Start of Block

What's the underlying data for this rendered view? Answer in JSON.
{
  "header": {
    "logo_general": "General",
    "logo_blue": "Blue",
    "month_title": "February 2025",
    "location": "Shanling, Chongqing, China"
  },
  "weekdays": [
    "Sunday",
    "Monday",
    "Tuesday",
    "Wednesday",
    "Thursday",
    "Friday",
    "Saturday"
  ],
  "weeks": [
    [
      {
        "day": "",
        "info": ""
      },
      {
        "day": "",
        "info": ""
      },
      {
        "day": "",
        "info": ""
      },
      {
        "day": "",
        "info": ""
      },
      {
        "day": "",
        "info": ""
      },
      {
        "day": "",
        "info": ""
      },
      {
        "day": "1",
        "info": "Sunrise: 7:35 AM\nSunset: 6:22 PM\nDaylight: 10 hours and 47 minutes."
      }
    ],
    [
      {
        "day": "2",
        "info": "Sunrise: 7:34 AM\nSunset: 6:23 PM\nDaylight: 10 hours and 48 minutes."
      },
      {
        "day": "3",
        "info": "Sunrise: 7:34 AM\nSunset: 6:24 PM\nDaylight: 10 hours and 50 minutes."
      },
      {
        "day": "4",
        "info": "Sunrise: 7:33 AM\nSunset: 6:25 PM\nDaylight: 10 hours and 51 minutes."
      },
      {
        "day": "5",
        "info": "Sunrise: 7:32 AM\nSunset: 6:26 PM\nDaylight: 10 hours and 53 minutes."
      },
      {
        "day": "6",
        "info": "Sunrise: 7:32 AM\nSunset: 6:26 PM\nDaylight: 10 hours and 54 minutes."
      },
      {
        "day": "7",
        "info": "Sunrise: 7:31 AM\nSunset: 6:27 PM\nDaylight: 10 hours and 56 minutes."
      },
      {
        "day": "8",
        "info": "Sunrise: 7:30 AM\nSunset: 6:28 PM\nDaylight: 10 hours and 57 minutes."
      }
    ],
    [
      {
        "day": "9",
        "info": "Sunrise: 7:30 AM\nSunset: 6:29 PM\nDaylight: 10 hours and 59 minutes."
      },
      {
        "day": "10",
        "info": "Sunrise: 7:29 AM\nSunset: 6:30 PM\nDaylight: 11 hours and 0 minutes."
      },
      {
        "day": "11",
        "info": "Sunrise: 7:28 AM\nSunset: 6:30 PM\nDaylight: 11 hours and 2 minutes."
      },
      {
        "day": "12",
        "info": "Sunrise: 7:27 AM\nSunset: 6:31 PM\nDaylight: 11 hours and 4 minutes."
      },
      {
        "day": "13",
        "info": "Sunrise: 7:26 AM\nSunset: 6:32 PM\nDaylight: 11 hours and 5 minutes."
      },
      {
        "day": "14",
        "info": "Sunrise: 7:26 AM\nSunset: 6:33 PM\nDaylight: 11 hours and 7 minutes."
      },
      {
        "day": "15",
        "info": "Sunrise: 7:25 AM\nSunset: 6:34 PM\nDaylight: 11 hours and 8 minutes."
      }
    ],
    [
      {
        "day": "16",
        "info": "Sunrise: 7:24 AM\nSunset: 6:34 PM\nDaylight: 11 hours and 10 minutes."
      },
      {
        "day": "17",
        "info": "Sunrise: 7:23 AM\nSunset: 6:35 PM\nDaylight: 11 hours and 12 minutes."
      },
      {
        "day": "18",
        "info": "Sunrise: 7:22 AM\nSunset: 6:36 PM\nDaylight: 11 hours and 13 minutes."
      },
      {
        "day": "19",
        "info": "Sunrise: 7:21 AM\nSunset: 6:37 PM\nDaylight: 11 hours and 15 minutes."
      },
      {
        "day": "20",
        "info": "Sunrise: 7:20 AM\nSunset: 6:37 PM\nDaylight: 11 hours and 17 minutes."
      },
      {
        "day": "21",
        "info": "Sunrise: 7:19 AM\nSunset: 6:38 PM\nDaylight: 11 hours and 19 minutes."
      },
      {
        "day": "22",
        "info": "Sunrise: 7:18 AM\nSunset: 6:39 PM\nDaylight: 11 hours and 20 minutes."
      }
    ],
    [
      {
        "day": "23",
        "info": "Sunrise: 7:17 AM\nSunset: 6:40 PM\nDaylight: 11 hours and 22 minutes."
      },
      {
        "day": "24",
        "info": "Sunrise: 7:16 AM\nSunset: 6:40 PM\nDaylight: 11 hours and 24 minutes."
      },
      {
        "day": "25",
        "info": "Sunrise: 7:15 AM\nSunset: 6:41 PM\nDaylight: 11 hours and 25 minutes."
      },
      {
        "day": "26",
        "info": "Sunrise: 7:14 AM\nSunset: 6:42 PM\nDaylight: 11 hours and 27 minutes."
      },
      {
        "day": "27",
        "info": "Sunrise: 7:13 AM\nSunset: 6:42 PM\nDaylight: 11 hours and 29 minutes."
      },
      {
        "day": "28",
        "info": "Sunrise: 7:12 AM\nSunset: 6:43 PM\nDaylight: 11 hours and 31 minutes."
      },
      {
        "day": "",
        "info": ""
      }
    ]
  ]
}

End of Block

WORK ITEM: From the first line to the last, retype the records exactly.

RESPONSE TO THIS TASK:
What's the underlying data for this rendered view? Answer in JSON.
{
  "header": {
    "logo_general": "General",
    "logo_blue": "Blue",
    "month_title": "February 2025",
    "location": "Shanling, Chongqing, China"
  },
  "weekdays": [
    "Sunday",
    "Monday",
    "Tuesday",
    "Wednesday",
    "Thursday",
    "Friday",
    "Saturday"
  ],
  "weeks": [
    [
      {
        "day": "",
        "info": ""
      },
      {
        "day": "",
        "info": ""
      },
      {
        "day": "",
        "info": ""
      },
      {
        "day": "",
        "info": ""
      },
      {
        "day": "",
        "info": ""
      },
      {
        "day": "",
        "info": ""
      },
      {
        "day": "1",
        "info": "Sunrise: 7:35 AM\nSunset: 6:22 PM\nDaylight: 10 hours and 47 minutes."
      }
    ],
    [
      {
        "day": "2",
        "info": "Sunrise: 7:34 AM\nSunset: 6:23 PM\nDaylight: 10 hours and 48 minutes."
      },
      {
        "day": "3",
        "info": "Sunrise: 7:34 AM\nSunset: 6:24 PM\nDaylight: 10 hours and 50 minutes."
      },
      {
        "day": "4",
        "info": "Sunrise: 7:33 AM\nSunset: 6:25 PM\nDaylight: 10 hours and 51 minutes."
      },
      {
        "day": "5",
        "info": "Sunrise: 7:32 AM\nSunset: 6:26 PM\nDaylight: 10 hours and 53 minutes."
      },
      {
        "day": "6",
        "info": "Sunrise: 7:32 AM\nSunset: 6:26 PM\nDaylight: 10 hours and 54 minutes."
      },
      {
        "day": "7",
        "info": "Sunrise: 7:31 AM\nSunset: 6:27 PM\nDaylight: 10 hours and 56 minutes."
      },
      {
        "day": "8",
        "info": "Sunrise: 7:30 AM\nSunset: 6:28 PM\nDaylight: 10 hours and 57 minutes."
      }
    ],
    [
      {
        "day": "9",
        "info": "Sunrise: 7:30 AM\nSunset: 6:29 PM\nDaylight: 10 hours and 59 minutes."
      },
      {
        "day": "10",
        "info": "Sunrise: 7:29 AM\nSunset: 6:30 PM\nDaylight: 11 hours and 0 minutes."
      },
      {
        "day": "11",
        "info": "Sunrise: 7:28 AM\nSunset: 6:30 PM\nDaylight: 11 hours and 2 minutes."
      },
      {
        "day": "12",
        "info": "Sunrise: 7:27 AM\nSunset: 6:31 PM\nDaylight: 11 hours and 4 minutes."
      },
      {
        "day": "13",
        "info": "Sunrise: 7:26 AM\nSunset: 6:32 PM\nDaylight: 11 hours and 5 minutes."
      },
      {
        "day": "14",
        "info": "Sunrise: 7:26 AM\nSunset: 6:33 PM\nDaylight: 11 hours and 7 minutes."
      },
      {
        "day": "15",
        "info": "Sunrise: 7:25 AM\nSunset: 6:34 PM\nDaylight: 11 hours and 8 minutes."
      }
    ],
    [
      {
        "day": "16",
        "info": "Sunrise: 7:24 AM\nSunset: 6:34 PM\nDaylight: 11 hours and 10 minutes."
      },
      {
        "day": "17",
        "info": "Sunrise: 7:23 AM\nSunset: 6:35 PM\nDaylight: 11 hours and 12 minutes."
      },
      {
        "day": "18",
        "info": "Sunrise: 7:22 AM\nSunset: 6:36 PM\nDaylight: 11 hours and 13 minutes."
      },
      {
        "day": "19",
        "info": "Sunrise: 7:21 AM\nSunset: 6:37 PM\nDaylight: 11 hours and 15 minutes."
      },
      {
        "day": "20",
        "info": "Sunrise: 7:20 AM\nSunset: 6:37 PM\nDaylight: 11 hours and 17 minutes."
      },
      {
        "day": "21",
        "info": "Sunrise: 7:19 AM\nSunset: 6:38 PM\nDaylight: 11 hours and 19 minutes."
      },
      {
        "day": "22",
        "info": "Sunrise: 7:18 AM\nSunset: 6:39 PM\nDaylight: 11 hours and 20 minutes."
      }
    ],
    [
      {
        "day": "23",
        "info": "Sunrise: 7:17 AM\nSunset: 6:40 PM\nDaylight: 11 hours and 22 minutes."
      },
      {
        "day": "24",
        "info": "Sunrise: 7:16 AM\nSunset: 6:40 PM\nDaylight: 11 hours and 24 minutes."
      },
      {
        "day": "25",
        "info": "Sunrise: 7:15 AM\nSunset: 6:41 PM\nDaylight: 11 hours and 25 minutes."
      },
      {
        "day": "26",
        "info": "Sunrise: 7:14 AM\nSunset: 6:42 PM\nDaylight: 11 hours and 27 minutes."
      },
      {
        "day": "27",
        "info": "Sunrise: 7:13 AM\nSunset: 6:42 PM\nDaylight: 11 hours and 29 minutes."
      },
      {
        "day": "28",
        "info": "Sunrise: 7:12 AM\nSunset: 6:43 PM\nDaylight: 11 hours and 31 minutes."
      },
      {
        "day": "",
        "info": ""
      }
    ]
  ]
}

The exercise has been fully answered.